Adopted: Mon, 2013-10-28

Back to Position Statements

Reviewed 2014-11-13 - no changes

Under N.C.G.S. 90-202.2 to 90-202.14, podiatrists are licensed in North Carolina by the Board of Podiatry Examiners to perform “…the surgical, medical or mechanical treatment of all ailments of the human foot and ankle and their related soft tissue structures to the level of the myotendinous junction.”

 

Under N.C.G.S. 90-202.2(b), podiatrists may perform “…any surgery on the ankle or on the soft tissue structures related to the ankle, any amputations and any surgical correction of clubfoot…” only in a hospital or multispecialty ambulatory surgical facility and must be granted privileges to do so.

 

N.C.G.S. 131E-185 grants each hospital governing board in North Carolina the authority to determine the scope and privileges for physicians, dentists, optometrists, and podiatrists operating in their specific hospital.

 

Under N.C.G.S. 90-202.2(c), the Board is required to maintain a list of podiatrists qualified to perform amputations, ankle surgeries, or club foot corrections as well as specific information on the surgical training completed by each licensee. Since 1996, each podiatrist who has been granted specialty privileges in amputation, ankle surgery, and/or club foot correction has received a letter from the Board specifying those privileges. In addition, since July 1, 2012, the Board has published this information for each credentialed podiatrist under the individual licensee’s information on the Board’s “Search Podiatrist” section of its web site.

 

Although State law requires that our Board keep a record of its licensees’ training in special procedures and make the results public upon request, a hospital is under no obligation to seek or follow the Board’s determination.
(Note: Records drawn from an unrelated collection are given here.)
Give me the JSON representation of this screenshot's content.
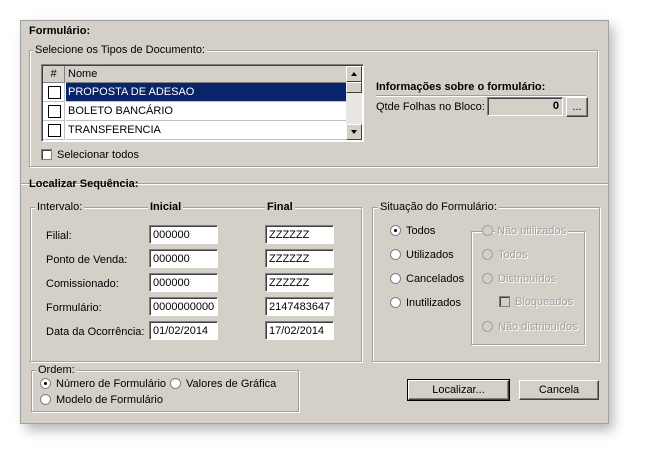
{
  "formulario": {
    "title": "Formulário:",
    "doc_types_group": "Selecione os Tipos de Documento:",
    "list_headers": [
      "#",
      "Nome"
    ],
    "list_items": [
      {
        "name": "PROPOSTA DE ADESAO",
        "selected": true,
        "checked": false
      },
      {
        "name": "BOLETO BANCÁRIO",
        "selected": false,
        "checked": false
      },
      {
        "name": "TRANSFERENCIA",
        "selected": false,
        "checked": false
      }
    ],
    "select_all_label": "Selecionar todos",
    "info_title": "Informações sobre o formulário:",
    "qtde_label": "Qtde Folhas no Bloco:",
    "qtde_value": "0",
    "ellipsis_label": "..."
  },
  "localizar": {
    "title": "Localizar Sequência:",
    "interval_group": "Intervalo:",
    "inicial_header": "Inicial",
    "final_header": "Final",
    "rows": [
      {
        "label": "Filial:",
        "inicial": "000000",
        "final": "ZZZZZZ"
      },
      {
        "label": "Ponto de Venda:",
        "inicial": "000000",
        "final": "ZZZZZZ"
      },
      {
        "label": "Comissionado:",
        "inicial": "000000",
        "final": "ZZZZZZ"
      },
      {
        "label": "Formulário:",
        "inicial": "0000000000",
        "final": "2147483647"
      },
      {
        "label": "Data da Ocorrência:",
        "inicial": "01/02/2014",
        "final": "17/02/2014"
      }
    ]
  },
  "situacao": {
    "title": "Situação do Formulário:",
    "options": [
      "Todos",
      "Utilizados",
      "Cancelados",
      "Inutilizados"
    ],
    "selected": "Todos",
    "nao_utilizados_label": "Não utilizados",
    "sub_options": [
      "Todos",
      "Distribuídos"
    ],
    "bloqueados_label": "Bloqueados",
    "nao_distribuidos_label": "Não distribuídos"
  },
  "ordem": {
    "title": "Ordem:",
    "options": [
      "Número de Formulário",
      "Valores de Gráfica",
      "Modelo de Formulário"
    ],
    "selected": "Número de Formulário"
  },
  "buttons": {
    "localizar": "Localizar...",
    "cancela": "Cancela"
  },
  "colors": {
    "window_bg": "#d4d0c8",
    "selection_bg": "#0a246a",
    "selection_text": "#ffffff",
    "disabled_text": "#a0a0a0"
  }
}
All podiatrists who perform amputations, ankle surgery, and/or club foot procedures are required to apply for specialty privileges with the Board, as hospitals and providers may have risk exposure if there is absence of a specialty credentialing request, or if they have failed to consider and/or follow the determination of the Board.